Damage to offshore oil and gas platforms from Hurricanes Katrina and Rita has tripled the number of requests to converts rigs into artificial reefs in the Gulf of Mexico.
BATON ROUGE, La. Damage to offshore oil and gas platforms from Hurricanes Katrina and Rita has tripled the number of requests to converts rigs into artificial reefs in the Gulf of Mexico.
The Louisiana Department of Wildlife and Fisheries usually gets 10 to 12 requests each year to use abandoned rigs to create fish habitat. But that number has soared to 40 requests this year, Rick Kasprzak, program manager of the Louisiana Artificial Reef Program, told The Advocate of Baton Rouge for a story in Monday's editions.
Oil and gas platforms in the program are located in federal waters, more than three miles off the Louisiana shore, with most between 35 and 75 miles out, clustered in nine approved planning areas. To date, 144 have been used as reefs.
This year's hurricanes damaged another 166 rigs.
The Louisiana Artificial Reef Council will soon decide evaluation criteria for which rigs are suitable to serve as artificial reefs, Kasprzak said. The assessments include potential effects on the environment, navigation and fishing interests.

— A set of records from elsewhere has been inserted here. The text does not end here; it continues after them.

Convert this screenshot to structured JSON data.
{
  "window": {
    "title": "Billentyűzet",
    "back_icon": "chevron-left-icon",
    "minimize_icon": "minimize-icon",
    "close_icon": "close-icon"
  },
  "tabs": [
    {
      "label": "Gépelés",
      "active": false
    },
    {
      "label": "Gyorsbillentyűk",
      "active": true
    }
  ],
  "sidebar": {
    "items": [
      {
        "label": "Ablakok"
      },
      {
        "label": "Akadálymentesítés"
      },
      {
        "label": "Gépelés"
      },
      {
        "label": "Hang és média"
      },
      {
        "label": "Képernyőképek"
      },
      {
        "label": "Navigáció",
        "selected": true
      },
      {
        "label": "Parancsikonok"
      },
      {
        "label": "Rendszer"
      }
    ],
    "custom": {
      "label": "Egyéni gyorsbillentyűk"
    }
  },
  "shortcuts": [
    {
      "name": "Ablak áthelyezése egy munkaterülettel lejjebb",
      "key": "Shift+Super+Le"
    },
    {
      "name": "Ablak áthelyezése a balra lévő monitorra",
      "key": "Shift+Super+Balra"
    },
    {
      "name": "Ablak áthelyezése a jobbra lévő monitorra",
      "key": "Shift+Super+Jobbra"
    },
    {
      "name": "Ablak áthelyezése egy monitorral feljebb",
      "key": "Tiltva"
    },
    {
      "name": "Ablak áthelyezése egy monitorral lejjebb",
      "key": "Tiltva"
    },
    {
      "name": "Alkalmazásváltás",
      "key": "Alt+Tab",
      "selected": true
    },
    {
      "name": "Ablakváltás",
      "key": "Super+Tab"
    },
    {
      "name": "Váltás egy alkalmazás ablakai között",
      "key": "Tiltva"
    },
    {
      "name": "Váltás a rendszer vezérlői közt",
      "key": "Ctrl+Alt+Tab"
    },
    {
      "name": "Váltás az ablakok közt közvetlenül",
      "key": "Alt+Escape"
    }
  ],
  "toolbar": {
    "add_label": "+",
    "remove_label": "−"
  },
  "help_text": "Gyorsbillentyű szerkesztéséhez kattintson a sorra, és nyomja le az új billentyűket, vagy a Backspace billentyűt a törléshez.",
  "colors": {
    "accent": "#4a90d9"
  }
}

Hurricane Ivan in 2004 didn't hit the Gulf of Mexico nearly as hard, passing over about 150 platforms, said Larry Wall, a spokesman for the Mid-Continent Oil and Gas Association. Hurricane Katrina swept over 1,500 platforms, and Hurricane Rita passed over 1,600, he said.
Source: Associated Press